— Work required —
Only the lines holding "closed" are wanted. Copy every one from the records below.

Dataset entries
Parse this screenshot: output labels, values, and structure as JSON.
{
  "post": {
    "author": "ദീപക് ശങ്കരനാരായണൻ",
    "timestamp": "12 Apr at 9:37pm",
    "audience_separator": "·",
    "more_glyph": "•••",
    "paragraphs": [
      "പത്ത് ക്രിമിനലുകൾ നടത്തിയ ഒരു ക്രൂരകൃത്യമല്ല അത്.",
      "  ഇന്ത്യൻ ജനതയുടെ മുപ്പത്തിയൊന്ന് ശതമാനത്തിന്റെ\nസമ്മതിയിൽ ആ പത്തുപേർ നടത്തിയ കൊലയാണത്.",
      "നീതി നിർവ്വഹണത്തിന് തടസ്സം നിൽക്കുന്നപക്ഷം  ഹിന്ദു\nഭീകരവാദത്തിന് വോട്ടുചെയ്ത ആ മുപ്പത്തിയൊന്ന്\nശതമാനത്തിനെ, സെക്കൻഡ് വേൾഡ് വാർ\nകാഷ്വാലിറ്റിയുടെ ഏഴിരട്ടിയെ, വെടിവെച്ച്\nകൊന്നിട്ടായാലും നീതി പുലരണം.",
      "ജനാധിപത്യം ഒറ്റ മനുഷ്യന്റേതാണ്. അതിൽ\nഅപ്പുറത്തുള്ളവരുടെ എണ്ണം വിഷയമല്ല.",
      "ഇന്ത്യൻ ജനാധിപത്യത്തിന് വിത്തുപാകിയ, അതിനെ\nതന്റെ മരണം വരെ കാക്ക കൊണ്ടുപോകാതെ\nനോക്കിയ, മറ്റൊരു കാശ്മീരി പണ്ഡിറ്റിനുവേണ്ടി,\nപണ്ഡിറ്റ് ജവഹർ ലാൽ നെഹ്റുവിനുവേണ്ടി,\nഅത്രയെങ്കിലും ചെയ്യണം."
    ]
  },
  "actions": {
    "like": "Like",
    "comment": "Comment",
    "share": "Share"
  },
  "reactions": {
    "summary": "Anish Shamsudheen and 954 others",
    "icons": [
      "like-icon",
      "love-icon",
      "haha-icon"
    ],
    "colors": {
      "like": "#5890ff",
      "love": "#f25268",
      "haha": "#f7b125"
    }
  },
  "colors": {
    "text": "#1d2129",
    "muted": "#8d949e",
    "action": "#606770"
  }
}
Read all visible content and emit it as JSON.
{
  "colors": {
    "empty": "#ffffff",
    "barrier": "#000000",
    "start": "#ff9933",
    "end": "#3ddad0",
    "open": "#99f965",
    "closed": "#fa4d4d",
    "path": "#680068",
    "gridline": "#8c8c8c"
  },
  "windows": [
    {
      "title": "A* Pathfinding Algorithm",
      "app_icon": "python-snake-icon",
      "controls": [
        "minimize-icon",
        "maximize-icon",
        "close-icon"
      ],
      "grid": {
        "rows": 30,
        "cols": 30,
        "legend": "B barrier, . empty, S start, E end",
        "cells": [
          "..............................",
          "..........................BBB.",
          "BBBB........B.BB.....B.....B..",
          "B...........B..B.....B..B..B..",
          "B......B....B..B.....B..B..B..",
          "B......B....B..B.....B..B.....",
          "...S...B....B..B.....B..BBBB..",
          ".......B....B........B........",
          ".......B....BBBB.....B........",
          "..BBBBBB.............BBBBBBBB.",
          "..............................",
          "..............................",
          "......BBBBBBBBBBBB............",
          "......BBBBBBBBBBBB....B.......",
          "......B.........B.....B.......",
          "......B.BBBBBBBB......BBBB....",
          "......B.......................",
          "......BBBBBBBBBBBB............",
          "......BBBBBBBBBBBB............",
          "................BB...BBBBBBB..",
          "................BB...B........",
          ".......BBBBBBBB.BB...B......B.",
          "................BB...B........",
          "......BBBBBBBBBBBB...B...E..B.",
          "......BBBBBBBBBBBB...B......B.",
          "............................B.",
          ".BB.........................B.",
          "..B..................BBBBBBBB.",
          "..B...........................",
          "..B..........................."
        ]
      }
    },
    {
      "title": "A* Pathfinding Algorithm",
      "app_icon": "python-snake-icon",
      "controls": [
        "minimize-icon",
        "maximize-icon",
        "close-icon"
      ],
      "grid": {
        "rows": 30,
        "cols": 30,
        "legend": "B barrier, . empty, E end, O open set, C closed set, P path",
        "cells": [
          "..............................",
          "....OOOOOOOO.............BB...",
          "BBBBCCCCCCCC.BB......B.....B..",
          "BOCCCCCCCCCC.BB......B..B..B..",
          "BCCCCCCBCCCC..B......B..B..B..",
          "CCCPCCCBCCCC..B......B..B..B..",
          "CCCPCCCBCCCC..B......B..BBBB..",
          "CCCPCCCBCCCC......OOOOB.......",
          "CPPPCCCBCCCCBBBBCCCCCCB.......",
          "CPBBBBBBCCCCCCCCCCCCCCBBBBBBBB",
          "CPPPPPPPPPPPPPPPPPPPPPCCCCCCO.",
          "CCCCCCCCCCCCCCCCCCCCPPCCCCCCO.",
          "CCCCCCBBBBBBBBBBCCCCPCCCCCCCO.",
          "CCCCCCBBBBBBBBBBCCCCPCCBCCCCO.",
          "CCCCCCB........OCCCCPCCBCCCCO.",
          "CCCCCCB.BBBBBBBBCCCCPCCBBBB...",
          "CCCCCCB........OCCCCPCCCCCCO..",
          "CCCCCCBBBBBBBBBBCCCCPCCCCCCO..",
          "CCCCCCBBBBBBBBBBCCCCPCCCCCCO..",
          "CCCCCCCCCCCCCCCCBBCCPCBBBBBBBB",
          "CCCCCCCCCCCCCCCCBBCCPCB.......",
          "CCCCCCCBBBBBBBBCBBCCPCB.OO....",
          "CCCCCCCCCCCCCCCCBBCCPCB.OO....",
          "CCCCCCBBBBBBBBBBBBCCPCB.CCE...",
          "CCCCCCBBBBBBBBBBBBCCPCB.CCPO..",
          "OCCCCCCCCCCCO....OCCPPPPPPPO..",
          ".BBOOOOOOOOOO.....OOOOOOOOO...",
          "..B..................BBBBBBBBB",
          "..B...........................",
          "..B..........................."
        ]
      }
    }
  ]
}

— Reply to the exercise —
    "closed": "#fa4d4d",
        "legend": "B barrier, . empty, E end, O open set, C closed set, P path",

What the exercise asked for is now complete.